■ Problem to solve: Without leaving anything out, print every line of the data.

■ The input:
--*--

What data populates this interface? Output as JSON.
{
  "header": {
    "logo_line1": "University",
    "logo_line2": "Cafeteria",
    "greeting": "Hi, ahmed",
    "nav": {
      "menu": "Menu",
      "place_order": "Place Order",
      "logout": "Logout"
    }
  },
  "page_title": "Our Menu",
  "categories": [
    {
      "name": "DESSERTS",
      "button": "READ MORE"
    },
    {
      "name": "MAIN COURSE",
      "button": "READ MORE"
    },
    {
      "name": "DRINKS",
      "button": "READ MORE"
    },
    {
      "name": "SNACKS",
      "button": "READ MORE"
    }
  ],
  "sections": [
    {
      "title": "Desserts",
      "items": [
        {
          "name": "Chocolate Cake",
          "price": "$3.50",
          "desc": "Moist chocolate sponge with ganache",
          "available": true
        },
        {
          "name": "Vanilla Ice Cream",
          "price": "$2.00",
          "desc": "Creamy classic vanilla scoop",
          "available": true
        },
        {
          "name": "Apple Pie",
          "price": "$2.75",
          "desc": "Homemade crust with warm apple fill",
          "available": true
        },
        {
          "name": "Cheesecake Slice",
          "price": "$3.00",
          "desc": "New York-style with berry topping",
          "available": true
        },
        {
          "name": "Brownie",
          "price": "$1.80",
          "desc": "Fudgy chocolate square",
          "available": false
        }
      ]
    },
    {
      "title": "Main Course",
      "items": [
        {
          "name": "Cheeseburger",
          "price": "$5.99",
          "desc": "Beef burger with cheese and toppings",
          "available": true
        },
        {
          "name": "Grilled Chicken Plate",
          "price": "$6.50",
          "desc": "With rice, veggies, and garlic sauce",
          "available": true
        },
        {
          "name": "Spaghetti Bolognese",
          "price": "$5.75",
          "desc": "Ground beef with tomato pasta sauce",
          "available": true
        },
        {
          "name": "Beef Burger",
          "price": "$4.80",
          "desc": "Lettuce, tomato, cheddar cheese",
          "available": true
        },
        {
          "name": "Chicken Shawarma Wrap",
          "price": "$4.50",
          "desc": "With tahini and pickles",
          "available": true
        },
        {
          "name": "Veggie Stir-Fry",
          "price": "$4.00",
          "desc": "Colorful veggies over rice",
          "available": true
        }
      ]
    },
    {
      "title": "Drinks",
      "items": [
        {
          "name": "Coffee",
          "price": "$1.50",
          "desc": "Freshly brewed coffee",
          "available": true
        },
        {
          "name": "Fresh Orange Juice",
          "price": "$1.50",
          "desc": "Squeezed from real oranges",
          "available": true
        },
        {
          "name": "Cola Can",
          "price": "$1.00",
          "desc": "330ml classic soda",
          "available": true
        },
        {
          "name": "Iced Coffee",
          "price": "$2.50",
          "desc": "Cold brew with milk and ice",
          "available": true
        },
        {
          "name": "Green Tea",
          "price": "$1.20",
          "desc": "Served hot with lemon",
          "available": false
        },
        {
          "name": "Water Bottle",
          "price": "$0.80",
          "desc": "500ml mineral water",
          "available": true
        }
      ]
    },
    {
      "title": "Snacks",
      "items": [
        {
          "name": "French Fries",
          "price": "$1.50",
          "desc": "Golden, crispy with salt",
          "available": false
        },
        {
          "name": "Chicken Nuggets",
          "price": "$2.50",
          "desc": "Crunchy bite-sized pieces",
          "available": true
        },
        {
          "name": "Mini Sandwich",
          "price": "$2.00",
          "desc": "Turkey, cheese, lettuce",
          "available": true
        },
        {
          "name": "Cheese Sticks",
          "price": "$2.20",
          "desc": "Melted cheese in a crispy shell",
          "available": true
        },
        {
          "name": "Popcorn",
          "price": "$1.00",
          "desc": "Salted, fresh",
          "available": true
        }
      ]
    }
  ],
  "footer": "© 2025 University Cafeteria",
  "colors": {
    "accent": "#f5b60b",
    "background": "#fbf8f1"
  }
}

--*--

■ Expected answer:
What data populates this interface? Output as JSON.
{
  "header": {
    "logo_line1": "University",
    "logo_line2": "Cafeteria",
    "greeting": "Hi, ahmed",
    "nav": {
      "menu": "Menu",
      "place_order": "Place Order",
      "logout": "Logout"
    }
  },
  "page_title": "Our Menu",
  "categories": [
    {
      "name": "DESSERTS",
      "button": "READ MORE"
    },
    {
      "name": "MAIN COURSE",
      "button": "READ MORE"
    },
    {
      "name": "DRINKS",
      "button": "READ MORE"
    },
    {
      "name": "SNACKS",
      "button": "READ MORE"
    }
  ],
  "sections": [
    {
      "title": "Desserts",
      "items": [
        {
          "name": "Chocolate Cake",
          "price": "$3.50",
          "desc": "Moist chocolate sponge with ganache",
          "available": true
        },
        {
          "name": "Vanilla Ice Cream",
          "price": "$2.00",
          "desc": "Creamy classic vanilla scoop",
          "available": true
        },
        {
          "name": "Apple Pie",
          "price": "$2.75",
          "desc": "Homemade crust with warm apple fill",
          "available": true
        },
        {
          "name": "Cheesecake Slice",
          "price": "$3.00",
          "desc": "New York-style with berry topping",
          "available": true
        },
        {
          "name": "Brownie",
          "price": "$1.80",
          "desc": "Fudgy chocolate square",
          "available": false
        }
      ]
    },
    {
      "title": "Main Course",
      "items": [
        {
          "name": "Cheeseburger",
          "price": "$5.99",
          "desc": "Beef burger with cheese and toppings",
          "available": true
        },
        {
          "name": "Grilled Chicken Plate",
          "price": "$6.50",
          "desc": "With rice, veggies, and garlic sauce",
          "available": true
        },
        {
          "name": "Spaghetti Bolognese",
          "price": "$5.75",
          "desc": "Ground beef with tomato pasta sauce",
          "available": true
        },
        {
          "name": "Beef Burger",
          "price": "$4.80",
          "desc": "Lettuce, tomato, cheddar cheese",
          "available": true
        },
        {
          "name": "Chicken Shawarma Wrap",
          "price": "$4.50",
          "desc": "With tahini and pickles",
          "available": true
        },
        {
          "name": "Veggie Stir-Fry",
          "price": "$4.00",
          "desc": "Colorful veggies over rice",
          "available": true
        }
      ]
    },
    {
      "title": "Drinks",
      "items": [
        {
          "name": "Coffee",
          "price": "$1.50",
          "desc": "Freshly brewed coffee",
          "available": true
        },
        {
          "name": "Fresh Orange Juice",
          "price": "$1.50",
          "desc": "Squeezed from real oranges",
          "available": true
        },
        {
          "name": "Cola Can",
          "price": "$1.00",
          "desc": "330ml classic soda",
          "available": true
        },
        {
          "name": "Iced Coffee",
          "price": "$2.50",
          "desc": "Cold brew with milk and ice",
          "available": true
        },
        {
          "name": "Green Tea",
          "price": "$1.20",
          "desc": "Served hot with lemon",
          "available": false
        },
        {
          "name": "Water Bottle",
          "price": "$0.80",
          "desc": "500ml mineral water",
          "available": true
        }
      ]
    },
    {
      "title": "Snacks",
      "items": [
        {
          "name": "French Fries",
          "price": "$1.50",
          "desc": "Golden, crispy with salt",
          "available": false
        },
        {
          "name": "Chicken Nuggets",
          "price": "$2.50",
          "desc": "Crunchy bite-sized pieces",
          "available": true
        },
        {
          "name": "Mini Sandwich",
          "price": "$2.00",
          "desc": "Turkey, cheese, lettuce",
          "available": true
        },
        {
          "name": "Cheese Sticks",
          "price": "$2.20",
          "desc": "Melted cheese in a crispy shell",
          "available": true
        },
        {
          "name": "Popcorn",
          "price": "$1.00",
          "desc": "Salted, fresh",
          "available": true
        }
      ]
    }
  ],
  "footer": "© 2025 University Cafeteria",
  "colors": {
    "accent": "#f5b60b",
    "background": "#fbf8f1"
  }
}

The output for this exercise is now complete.